A few years back, our finances felt completely hopeless and I hated it. My husband was bringing home around $1,600 a month after taxes, but it just wasn’t enough to cover our spending. Our credit cards were our saviors and the balances kept rising. He worked so hard but had nothing to show for it, aside from growing debt. What could I do?
Like many other people lacking wisdom in personal finance, I did an online search about getting out of debt and saving money. The results were typical: save 10% of your income, save $50 every month, spend less. A plethora of common sense was laid in front of me and it just made me feel worse. Each month our debt was growing, so how could I save 10% of nothing or $50 we didn’t have?
I experienced many emotions after that; I was sad, frustrated, angry, overwhelmed and I was ready to give up altogether. As the days went by, I started thinking about the main point of saving money. If one source says to save 10% of your income and another says to save $50 each month, the amount is irrelevant. I might not have been able to save a lot of money then, but I could spare a couple bucks. We were already spending too much, so what harm could come from increasing it a bit?
Those couple bucks were the foundation for what we have now. I opened an account with Capital One 360 (formerly ING Direct) and setup a weekly automatic transfer of 99 cents for every Friday. Sure it might have only started out with a couple bucks (actually $1.98) with each bi-weekly paycheck but that was enough to get us started.
Momentum slowly built and I was able to add in an additional weekly transfer for the same amount, then I increased it to $1.00 (which wasn’t noticeable at all), then I eventually made my way to 5 weekly transfers of $1.00 each. It might have only been $5.00 that we were saving each week, but it felt empowering.
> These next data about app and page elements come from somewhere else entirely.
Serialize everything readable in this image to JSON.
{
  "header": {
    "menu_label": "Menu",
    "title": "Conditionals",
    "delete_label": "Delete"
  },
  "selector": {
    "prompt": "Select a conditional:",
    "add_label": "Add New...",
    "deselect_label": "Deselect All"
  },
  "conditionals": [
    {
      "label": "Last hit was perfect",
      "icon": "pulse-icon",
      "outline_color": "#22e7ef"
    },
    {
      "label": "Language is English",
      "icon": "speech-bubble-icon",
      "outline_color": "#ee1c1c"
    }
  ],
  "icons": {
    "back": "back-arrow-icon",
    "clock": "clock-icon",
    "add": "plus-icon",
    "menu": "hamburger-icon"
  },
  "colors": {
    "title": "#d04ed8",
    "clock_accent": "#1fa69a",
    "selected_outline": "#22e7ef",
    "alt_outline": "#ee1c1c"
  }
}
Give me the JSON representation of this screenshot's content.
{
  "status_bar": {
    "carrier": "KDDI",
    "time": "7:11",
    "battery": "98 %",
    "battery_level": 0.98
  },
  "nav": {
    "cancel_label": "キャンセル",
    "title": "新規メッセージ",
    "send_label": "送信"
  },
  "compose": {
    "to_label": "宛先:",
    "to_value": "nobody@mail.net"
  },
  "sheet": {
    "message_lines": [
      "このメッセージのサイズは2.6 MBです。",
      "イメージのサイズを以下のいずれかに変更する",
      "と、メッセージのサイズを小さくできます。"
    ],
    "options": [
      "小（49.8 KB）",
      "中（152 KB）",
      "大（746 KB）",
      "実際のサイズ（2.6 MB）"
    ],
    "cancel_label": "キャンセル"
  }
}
Then other things came like cutting our expenses, stretching our money, budgeting, paying off debt, tracking spending and so forth. We never seemed to have to money to pay for our car insurance every 6 months, so I setup another transfer for $2.00 5 days per week—going straight into our Car Insurance sub-account at Capital One 360.
Now we don’t worry about not having the money to pay our car insurance, because it’s always there. If our rates ever change, I can adjust the amount we transfer to reflect the new amount.
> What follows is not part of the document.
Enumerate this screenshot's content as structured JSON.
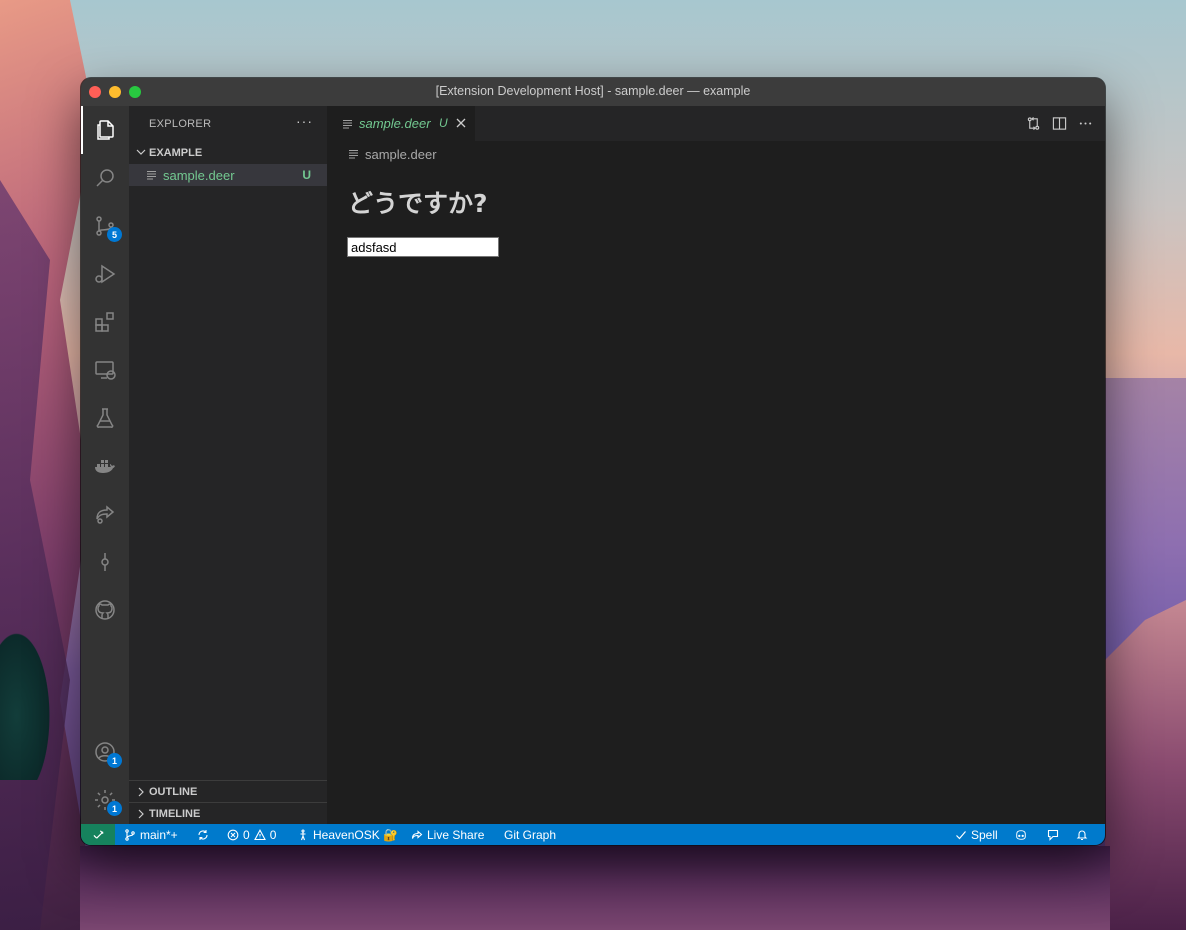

Thanks to a little creativity, a passion was sparked in me for personal finance. Today, I have a personal finance blog, an emergency fund, no credit card debt and am trying to make better financial decisions each day. We even started making contributions to a 401IK, opened a Roth IRA and an investment account. Our net worth might not be much but as long as we keep doing what we can it will keep growing.
Everybody has to start somewhere; otherwise they will never start at all. Small changes over time can make a big difference, so if you’re not ready to make dramatic changes to your finances…at least start with baby steps.
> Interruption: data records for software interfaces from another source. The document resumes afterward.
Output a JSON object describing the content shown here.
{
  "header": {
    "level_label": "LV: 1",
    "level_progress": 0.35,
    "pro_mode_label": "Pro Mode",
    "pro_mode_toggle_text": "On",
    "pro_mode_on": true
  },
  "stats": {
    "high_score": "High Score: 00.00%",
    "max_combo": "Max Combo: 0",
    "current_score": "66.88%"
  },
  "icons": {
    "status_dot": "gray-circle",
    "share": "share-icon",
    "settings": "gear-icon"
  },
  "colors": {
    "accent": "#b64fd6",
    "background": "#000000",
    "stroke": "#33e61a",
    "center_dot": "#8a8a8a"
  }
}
The main point is that you are doing something (rather than nothing) to progress toward what you want. Making small changes might not get you there quickly, but they can motivate and inspire you to continue on your journey. It all adds up.